The Reuters global sports blog
Formula One teams conducted a global audience survey over the European winter whose salient finding was that ‘F1 isn’t broken, so beware over-fixing it’.
They suggested nevertheless that the scoring system should be tweaked to increase the reward for winning races by offering 12 points for a victory instead of 10.
The governing FIA has ignored their proposal and decreed instead that this year’s title should be settled by race wins with points serving only as a tie-break and to decide the placings from second onwards as well as the constructors’ championship.
That may sound neat enough but it jettisons some of the sport’s more cherished principles such as the idea that the championship should also reward mechanical reliability, consistency and teamwork over the course of a season.
In the past, if you had a car that expired in a haze of smoke more often than it won races then the chances were that the championship would be going elsewhere.
Now, a driver could in theory win five races and retire from all the rest and still end up as champion — five or six wins being the minimum requirement for the title over the past decade.
While Lewis Hamilton would not have been champion last year under the new system, since Ferrari’s Felipe Massa won more races, the McLaren driver could find the new system beneficial in the current circumstances with his team struggling to get their car up to speed.
Even if he is woefully off the pace and fails to score points in the opening long-haul races, all is not lost. If McLaren pull something out of the hat by mid-season, he could still win enough races to be in with a shot even if his points tally is nothing to shout about.
The downside of course is that the season could be over very quickly if a driver does as Nigel Mansell did in 1992 and Michael Schumacher in 2004 in winning the first five races in a row.
That is only going to make life more complicated for us reporters, who will now have to explain how it is that the man with most points is not necessarily leading the championship. Simply printing the points standings isn’t going to tell you who is actually on top.
An example: Massa was five points behind Hamilton after last year’s Japanese Grand Prix with just two races remaining. And yet under the new system, he would have been leading the standings on race wins 5-4.
Or how about this? BMW-Sauber’s Robert Kubica would have been only fourth on race wins after last year’s Canadian Grand Prix despite being ahead of everyone on points. And yet, because wins only count for the title calculation, he would have been second overall had the championship ended there and then. First, second, fourth? Confused?
One could argue that last year’s championship would still have gone down to the wire if the new format were to be applied retrospectively but it would have been a yawn rather than the nail-biting last lap thriller that we all remember.
Massa ran away with the race and it was only Hamilton’s last corner dive for fifth place and the title by a single point that makes it memorable.
In fact, the chances are that the title would have been settled earlier because teams would have changed their strategies.
Which brings us to team orders.
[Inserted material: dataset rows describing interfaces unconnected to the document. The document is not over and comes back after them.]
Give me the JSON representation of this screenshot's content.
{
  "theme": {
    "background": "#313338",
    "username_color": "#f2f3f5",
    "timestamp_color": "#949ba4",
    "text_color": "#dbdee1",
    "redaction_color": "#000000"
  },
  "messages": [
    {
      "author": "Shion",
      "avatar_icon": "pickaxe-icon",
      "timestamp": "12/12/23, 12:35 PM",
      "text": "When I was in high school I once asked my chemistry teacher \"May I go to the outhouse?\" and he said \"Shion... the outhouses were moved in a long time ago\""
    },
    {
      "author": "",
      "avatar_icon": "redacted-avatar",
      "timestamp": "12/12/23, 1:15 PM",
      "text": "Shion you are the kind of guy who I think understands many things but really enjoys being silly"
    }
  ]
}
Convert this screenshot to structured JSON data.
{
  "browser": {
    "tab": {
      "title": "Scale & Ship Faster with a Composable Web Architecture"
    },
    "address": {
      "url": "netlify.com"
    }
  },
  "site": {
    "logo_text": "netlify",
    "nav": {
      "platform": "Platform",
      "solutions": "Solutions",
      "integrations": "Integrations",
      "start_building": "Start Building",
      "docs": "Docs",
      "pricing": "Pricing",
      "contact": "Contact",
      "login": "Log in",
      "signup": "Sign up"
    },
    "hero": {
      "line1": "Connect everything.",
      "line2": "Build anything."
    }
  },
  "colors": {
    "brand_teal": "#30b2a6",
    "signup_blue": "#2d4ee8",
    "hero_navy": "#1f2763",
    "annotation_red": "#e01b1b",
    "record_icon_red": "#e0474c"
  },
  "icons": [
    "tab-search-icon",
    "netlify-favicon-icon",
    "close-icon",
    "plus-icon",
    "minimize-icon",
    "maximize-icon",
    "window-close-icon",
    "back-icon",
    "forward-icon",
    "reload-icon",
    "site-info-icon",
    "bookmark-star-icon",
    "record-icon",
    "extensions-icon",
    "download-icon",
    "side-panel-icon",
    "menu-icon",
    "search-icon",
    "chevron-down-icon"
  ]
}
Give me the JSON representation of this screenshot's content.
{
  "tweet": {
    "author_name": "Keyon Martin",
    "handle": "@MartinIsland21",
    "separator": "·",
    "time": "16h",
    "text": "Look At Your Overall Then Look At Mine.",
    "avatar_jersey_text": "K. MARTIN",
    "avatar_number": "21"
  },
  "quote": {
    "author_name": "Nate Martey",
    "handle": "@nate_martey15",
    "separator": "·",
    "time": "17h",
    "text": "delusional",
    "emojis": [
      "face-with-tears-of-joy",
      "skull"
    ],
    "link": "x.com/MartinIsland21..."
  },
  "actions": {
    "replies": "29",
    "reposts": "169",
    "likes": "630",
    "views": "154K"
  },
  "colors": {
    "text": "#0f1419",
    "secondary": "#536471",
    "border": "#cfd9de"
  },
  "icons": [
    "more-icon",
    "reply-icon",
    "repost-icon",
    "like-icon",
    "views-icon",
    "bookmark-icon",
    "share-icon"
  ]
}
These are of course banned and from a team’s perspective it has mattered little historically which of their drivers finishes first or second in a one-two in the early stages of the championship because the constructors’ points remain the same.
Now however, the pecking order within a team will be thrown into high relief as the championship progresses and there won’t be much matiness among the team mates.
Will it be each man for himself or will there be a clear top dog in every garage?
Imagine the hypothetical scenario where Massa is leading the championship on wins, his main rivals are either out of the race or well behind and Kimi Raikkonen is out front in a Ferrari one-two and heading for his first victory of the season.
Normally, Ferrari would be delighted for the Finn to win. They wouldn’t lose out either way. But what if that victory now makes all the difference in the final reckoning between Massa winning the title or not?
One final thought. Will we perhaps also see a two-tier championship split between those teams focusing on the constructors’ title while others go for the driver’s crown?
There are risks attached to going all out for victory and if a team, such as BMW last year, knows its car is slightly down on pace but absolutely reliable it could play safe and still cash in.